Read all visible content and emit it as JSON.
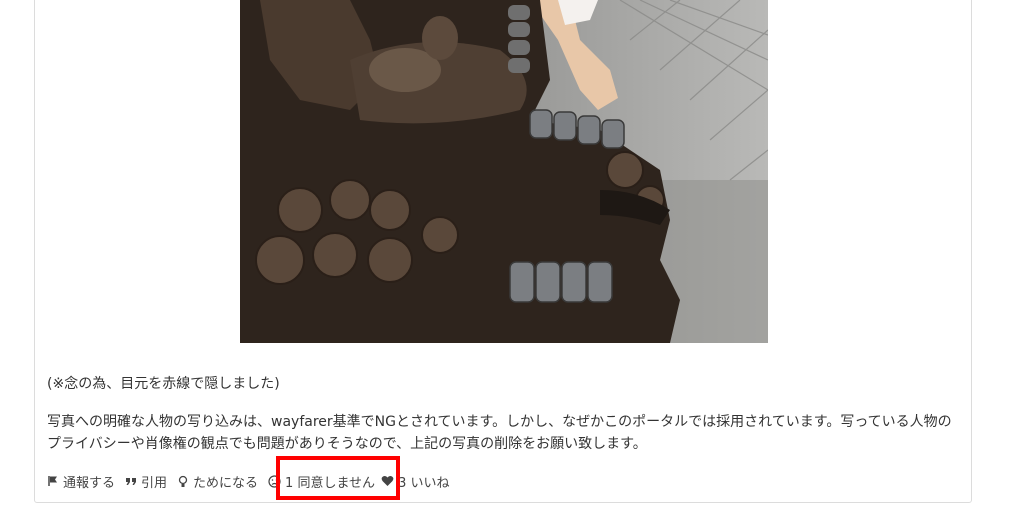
{
  "post": {
    "note": "(※念の為、目元を赤線で隠しました)",
    "body": "写真への明確な人物の写り込みは、wayfarer基準でNGとされています。しかし、なぜかこのポータルでは採用されています。写っている人物のプライバシーや肖像権の観点でも問題がありそうなので、上記の写真の削除をお願い致します。"
  },
  "actions": {
    "report": {
      "label": "通報する",
      "icon": "flag-icon"
    },
    "quote": {
      "label": "引用",
      "icon": "quote-icon"
    },
    "helpful": {
      "label": "ためになる",
      "icon": "lightbulb-icon"
    },
    "disagree": {
      "label": "1 同意しません",
      "icon": "frown-icon"
    },
    "like": {
      "label": "3 いいね",
      "icon": "heart-icon"
    }
  },
  "colors": {
    "highlight": "#ff0000",
    "text": "#333333",
    "border": "#dcdcdc"
  }
}
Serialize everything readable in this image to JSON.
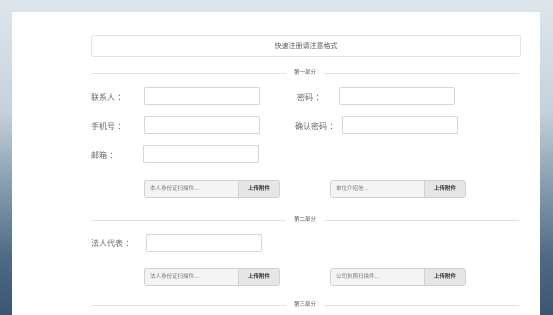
{
  "form": {
    "title": "快速注册请注意格式",
    "sections": [
      "第一部分",
      "第二部分",
      "第三部分"
    ],
    "fields": {
      "contact_label": "联系人 ：",
      "password_label": "密码 ：",
      "phone_label": "手机号 ：",
      "confirm_password_label": "确认密码 ：",
      "email_label": "邮箱 ：",
      "legal_rep_label": "法人代表 ："
    },
    "uploads": {
      "id_scan_1": {
        "filename": "本人身份证扫描件...",
        "button": "上传附件"
      },
      "unit_letter": {
        "filename": "单位介绍信...",
        "button": "上传附件"
      },
      "legal_id_scan": {
        "filename": "法人身份证扫描件...",
        "button": "上传附件"
      },
      "business_license": {
        "filename": "公司执照扫描件...",
        "button": "上传附件"
      }
    }
  }
}
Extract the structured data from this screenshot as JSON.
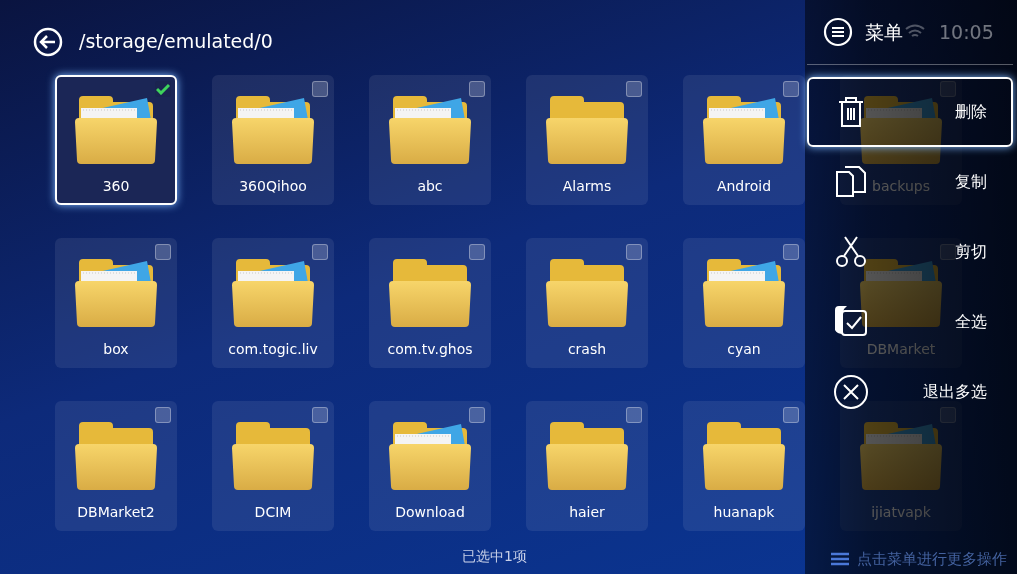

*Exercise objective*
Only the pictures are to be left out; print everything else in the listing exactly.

*Answer box*
Read all visible content and emit it as JSON.
{
  "post": {
    "note": "(※念の為、目元を赤線で隠しました)",
    "body": "写真への明確な人物の写り込みは、wayfarer基準でNGとされています。しかし、なぜかこのポータルでは採用されています。写っている人物のプライバシーや肖像権の観点でも問題がありそうなので、上記の写真の削除をお願い致します。"
  },
  "actions": {
    "report": {
      "label": "通報する",
      "icon": "flag-icon"
    },
    "quote": {
      "label": "引用",
      "icon": "quote-icon"
    },
    "helpful": {
      "label": "ためになる",
      "icon": "lightbulb-icon"
    },
    "disagree": {
      "label": "1 同意しません",
      "icon": "frown-icon"
    },
    "like": {
      "label": "3 いいね",
      "icon": "heart-icon"
    }
  },
  "colors": {
    "highlight": "#ff0000",
    "text": "#333333",
    "border": "#dcdcdc"
  }
}
Serialize everything readable in this image to JSON.
{
  "form": {
    "title": "快速注册请注意格式",
    "sections": [
      "第一部分",
      "第二部分",
      "第三部分"
    ],
    "fields": {
      "contact_label": "联系人 ：",
      "password_label": "密码 ：",
      "phone_label": "手机号 ：",
      "confirm_password_label": "确认密码 ：",
      "email_label": "邮箱 ：",
      "legal_rep_label": "法人代表 ："
    },
    "uploads": {
      "id_scan_1": {
        "filename": "本人身份证扫描件...",
        "button": "上传附件"
      },
      "unit_letter": {
        "filename": "单位介绍信...",
        "button": "上传附件"
      },
      "legal_id_scan": {
        "filename": "法人身份证扫描件...",
        "button": "上传附件"
      },
      "business_license": {
        "filename": "公司执照扫描件...",
        "button": "上传附件"
      }
    }
  }
}
Extract the structured data from this screenshot as JSON.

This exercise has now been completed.